• Exercise instructions:
The output should be identical to the entries that follow.

• Task inputs:

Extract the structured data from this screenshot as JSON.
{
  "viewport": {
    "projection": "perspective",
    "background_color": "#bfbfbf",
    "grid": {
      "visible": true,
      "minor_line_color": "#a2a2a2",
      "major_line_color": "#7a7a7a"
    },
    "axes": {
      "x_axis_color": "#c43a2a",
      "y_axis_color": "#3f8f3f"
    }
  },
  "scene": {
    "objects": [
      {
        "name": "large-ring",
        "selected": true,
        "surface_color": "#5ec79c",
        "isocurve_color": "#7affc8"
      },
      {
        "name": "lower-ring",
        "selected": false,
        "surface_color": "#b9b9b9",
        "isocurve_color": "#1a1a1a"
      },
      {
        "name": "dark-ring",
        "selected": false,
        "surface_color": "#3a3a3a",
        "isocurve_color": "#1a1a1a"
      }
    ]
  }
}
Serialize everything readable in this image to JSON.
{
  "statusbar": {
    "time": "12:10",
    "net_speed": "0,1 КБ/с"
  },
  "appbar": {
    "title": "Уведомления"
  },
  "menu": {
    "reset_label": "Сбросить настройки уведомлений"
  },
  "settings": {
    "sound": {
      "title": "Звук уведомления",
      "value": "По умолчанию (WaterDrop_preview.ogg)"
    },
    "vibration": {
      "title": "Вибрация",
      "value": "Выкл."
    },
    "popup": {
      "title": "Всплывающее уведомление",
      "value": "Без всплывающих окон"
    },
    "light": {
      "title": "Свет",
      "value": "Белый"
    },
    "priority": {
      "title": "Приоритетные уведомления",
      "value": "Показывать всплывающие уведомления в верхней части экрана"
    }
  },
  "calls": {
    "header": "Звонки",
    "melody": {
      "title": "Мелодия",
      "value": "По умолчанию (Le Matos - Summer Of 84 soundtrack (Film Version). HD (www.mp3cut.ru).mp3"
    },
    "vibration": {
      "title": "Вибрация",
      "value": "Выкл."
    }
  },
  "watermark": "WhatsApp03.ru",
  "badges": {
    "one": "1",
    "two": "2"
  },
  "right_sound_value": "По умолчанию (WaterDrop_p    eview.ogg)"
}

• Solution to this exercise:
Extract the structured data from this screenshot as JSON.
{
  "viewport": {
    "projection": "perspective",
    "background_color": "#bfbfbf",
    "grid": {
      "visible": true,
      "minor_line_color": "#a2a2a2",
      "major_line_color": "#7a7a7a"
    },
    "axes": {
      "x_axis_color": "#c43a2a",
      "y_axis_color": "#3f8f3f"
    }
  },
  "scene": {
    "objects": [
      {
        "name": "large-ring",
        "selected": true,
        "surface_color": "#5ec79c",
        "isocurve_color": "#7affc8"
      },
      {
        "name": "lower-ring",
        "selected": false,
        "surface_color": "#b9b9b9",
        "isocurve_color": "#1a1a1a"
      },
      {
        "name": "dark-ring",
        "selected": false,
        "surface_color": "#3a3a3a",
        "isocurve_color": "#1a1a1a"
      }
    ]
  }
}
Serialize everything readable in this image to JSON.
{
  "statusbar": {
    "time": "12:10",
    "net_speed": "0,1 КБ/с"
  },
  "appbar": {
    "title": "Уведомления"
  },
  "menu": {
    "reset_label": "Сбросить настройки уведомлений"
  },
  "settings": {
    "sound": {
      "title": "Звук уведомления",
      "value": "По умолчанию (WaterDrop_preview.ogg)"
    },
    "vibration": {
      "title": "Вибрация",
      "value": "Выкл."
    },
    "popup": {
      "title": "Всплывающее уведомление",
      "value": "Без всплывающих окон"
    },
    "light": {
      "title": "Свет",
      "value": "Белый"
    },
    "priority": {
      "title": "Приоритетные уведомления",
      "value": "Показывать всплывающие уведомления в верхней части экрана"
    }
  },
  "calls": {
    "header": "Звонки",
    "melody": {
      "title": "Мелодия",
      "value": "По умолчанию (Le Matos - Summer Of 84 soundtrack (Film Version). HD (www.mp3cut.ru).mp3"
    },
    "vibration": {
      "title": "Вибрация",
      "value": "Выкл."
    }
  },
  "watermark": "WhatsApp03.ru",
  "badges": {
    "one": "1",
    "two": "2"
  },
  "right_sound_value": "По умолчанию (WaterDrop_p    eview.ogg)"
}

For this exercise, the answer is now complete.